And the last six years have also engrained in me to constantly be physically feeling for more than myself.

I am acutely aware of just how frigid it feels in the grocery store’s freezer aisle and note that I would need a jacket for you if you were with me. I see the sun’s light creeping into my shady spot as I sit outside and recognize immediately when it turns from warm to what would be too hot for you. When I roll the windows down and the wind blows through, I notice how strong it feels against my skin and eyes – too strong for you.

I really never realized how much these things “bother” me now, simply because I know they bother you. My body has been trained to try to feel for your body as much as I can. It is motherly instinct in the physical form, and a small part of my vast love for you.

Recently, a new friend, who has a toddler, asked what it was like “now that your children are older?”

And it was a little tough for me to accurately describe my enthusiasm for this phase of life right now.

I’m not sure it’s any easier than when you were young; it’s just a different hard.

But it’s so beautiful to see how our family’s dynamic is shifting and to see what emerges each day. It’s such a beautiful process to get to know your children – to foster interests, to explore together, to express love in meaningful ways. And then to apologize yet another time and stand up together again.

Beautiful Brenna, our love for you exceeds far beyond comprehension. We are abundantly grateful for your life, for your love, for your spirit.

You are growing into such a confident and spirited person. Your voice is loud, your laughter louder. You are compassionate, empathetic, observant, stubborn, joy-filled, “people-y” (as you like to say!)…and we couldn’t be prouder to be your parents. Of all the little girls in the world, we would choose you, over and over again.
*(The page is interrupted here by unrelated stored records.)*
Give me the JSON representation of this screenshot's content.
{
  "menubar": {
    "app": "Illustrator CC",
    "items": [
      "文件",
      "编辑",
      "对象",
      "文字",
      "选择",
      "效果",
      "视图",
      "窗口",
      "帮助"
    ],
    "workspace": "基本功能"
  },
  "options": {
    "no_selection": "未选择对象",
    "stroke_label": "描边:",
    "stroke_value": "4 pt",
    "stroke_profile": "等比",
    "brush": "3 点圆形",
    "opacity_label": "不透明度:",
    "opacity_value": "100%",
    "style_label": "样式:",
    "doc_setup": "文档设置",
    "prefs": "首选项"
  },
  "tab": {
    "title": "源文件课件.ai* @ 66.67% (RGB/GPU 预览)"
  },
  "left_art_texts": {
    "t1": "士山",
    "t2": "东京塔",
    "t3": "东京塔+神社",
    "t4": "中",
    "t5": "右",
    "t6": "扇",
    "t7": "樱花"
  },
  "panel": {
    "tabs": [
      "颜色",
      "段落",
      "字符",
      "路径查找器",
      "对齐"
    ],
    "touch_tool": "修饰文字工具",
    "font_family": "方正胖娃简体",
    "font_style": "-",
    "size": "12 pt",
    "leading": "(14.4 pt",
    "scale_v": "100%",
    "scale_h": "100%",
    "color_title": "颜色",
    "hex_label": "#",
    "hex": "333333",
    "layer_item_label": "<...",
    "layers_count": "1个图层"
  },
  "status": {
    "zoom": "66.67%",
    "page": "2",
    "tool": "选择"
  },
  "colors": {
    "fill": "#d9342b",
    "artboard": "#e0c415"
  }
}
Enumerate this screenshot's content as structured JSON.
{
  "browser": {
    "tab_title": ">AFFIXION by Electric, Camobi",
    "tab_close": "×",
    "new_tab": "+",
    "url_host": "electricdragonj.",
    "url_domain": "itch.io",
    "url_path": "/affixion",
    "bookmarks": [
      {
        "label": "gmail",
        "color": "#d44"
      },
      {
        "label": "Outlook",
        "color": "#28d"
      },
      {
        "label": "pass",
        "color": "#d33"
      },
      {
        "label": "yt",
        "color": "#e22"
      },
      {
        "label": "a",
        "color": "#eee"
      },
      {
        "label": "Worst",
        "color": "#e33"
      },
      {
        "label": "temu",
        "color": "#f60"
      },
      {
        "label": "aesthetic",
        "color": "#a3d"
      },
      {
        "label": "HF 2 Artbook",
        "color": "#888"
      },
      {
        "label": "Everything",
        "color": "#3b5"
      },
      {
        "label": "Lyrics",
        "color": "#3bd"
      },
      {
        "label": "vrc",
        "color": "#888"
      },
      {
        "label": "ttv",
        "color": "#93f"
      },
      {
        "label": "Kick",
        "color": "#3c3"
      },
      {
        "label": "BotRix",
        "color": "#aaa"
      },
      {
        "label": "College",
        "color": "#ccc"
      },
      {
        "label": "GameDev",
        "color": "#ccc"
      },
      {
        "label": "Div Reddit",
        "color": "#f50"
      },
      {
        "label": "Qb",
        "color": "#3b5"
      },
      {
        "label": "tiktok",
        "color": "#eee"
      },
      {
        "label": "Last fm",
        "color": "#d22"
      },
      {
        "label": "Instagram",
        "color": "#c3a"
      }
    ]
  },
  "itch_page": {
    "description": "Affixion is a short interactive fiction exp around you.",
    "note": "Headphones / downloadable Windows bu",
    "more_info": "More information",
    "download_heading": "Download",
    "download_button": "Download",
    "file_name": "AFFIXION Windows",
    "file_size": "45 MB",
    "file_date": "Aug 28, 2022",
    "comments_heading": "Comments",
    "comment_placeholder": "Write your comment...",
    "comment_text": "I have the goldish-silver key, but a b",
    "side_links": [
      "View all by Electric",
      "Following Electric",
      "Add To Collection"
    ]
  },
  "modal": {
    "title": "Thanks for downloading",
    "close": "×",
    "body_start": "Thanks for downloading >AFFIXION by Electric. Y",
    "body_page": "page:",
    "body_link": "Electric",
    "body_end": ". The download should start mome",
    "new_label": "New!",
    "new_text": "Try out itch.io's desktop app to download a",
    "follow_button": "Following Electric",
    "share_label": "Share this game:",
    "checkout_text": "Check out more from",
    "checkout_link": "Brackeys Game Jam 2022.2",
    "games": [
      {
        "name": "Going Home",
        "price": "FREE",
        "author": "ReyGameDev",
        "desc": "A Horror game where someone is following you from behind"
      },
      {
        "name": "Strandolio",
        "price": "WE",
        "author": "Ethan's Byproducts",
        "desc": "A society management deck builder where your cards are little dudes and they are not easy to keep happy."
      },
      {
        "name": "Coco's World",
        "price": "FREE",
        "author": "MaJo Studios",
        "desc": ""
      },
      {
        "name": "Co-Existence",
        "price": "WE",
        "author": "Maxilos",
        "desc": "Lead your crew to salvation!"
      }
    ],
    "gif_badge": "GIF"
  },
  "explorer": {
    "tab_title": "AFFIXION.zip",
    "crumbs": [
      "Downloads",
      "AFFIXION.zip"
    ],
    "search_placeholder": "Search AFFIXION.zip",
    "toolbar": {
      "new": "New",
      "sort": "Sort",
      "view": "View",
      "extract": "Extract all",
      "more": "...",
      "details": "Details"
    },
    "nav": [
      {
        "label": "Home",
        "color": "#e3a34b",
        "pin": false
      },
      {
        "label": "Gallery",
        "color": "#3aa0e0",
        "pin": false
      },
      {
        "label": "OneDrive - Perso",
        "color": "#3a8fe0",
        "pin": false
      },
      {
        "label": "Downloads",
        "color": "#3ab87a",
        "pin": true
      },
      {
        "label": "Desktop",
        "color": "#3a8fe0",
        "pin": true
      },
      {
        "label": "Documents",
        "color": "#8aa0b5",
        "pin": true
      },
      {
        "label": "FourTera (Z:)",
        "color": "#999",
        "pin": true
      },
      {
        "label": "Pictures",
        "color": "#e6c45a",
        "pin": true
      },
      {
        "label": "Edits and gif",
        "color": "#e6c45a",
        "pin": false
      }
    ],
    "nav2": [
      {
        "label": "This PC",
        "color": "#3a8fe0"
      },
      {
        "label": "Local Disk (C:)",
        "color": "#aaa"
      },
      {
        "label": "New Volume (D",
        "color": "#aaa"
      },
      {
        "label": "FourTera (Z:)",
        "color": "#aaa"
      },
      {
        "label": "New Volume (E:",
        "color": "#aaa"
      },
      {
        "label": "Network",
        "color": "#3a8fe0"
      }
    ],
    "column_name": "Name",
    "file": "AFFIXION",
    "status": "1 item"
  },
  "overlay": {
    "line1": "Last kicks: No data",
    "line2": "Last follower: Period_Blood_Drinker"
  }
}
To our second-born, our only daughter, our dynamite, learner, outgoing socialite, traveler, constant companion, story enthusiast, animal-lover, best sister, silly goose with more nicknames than we can count…. Happy Birthday. We love you so.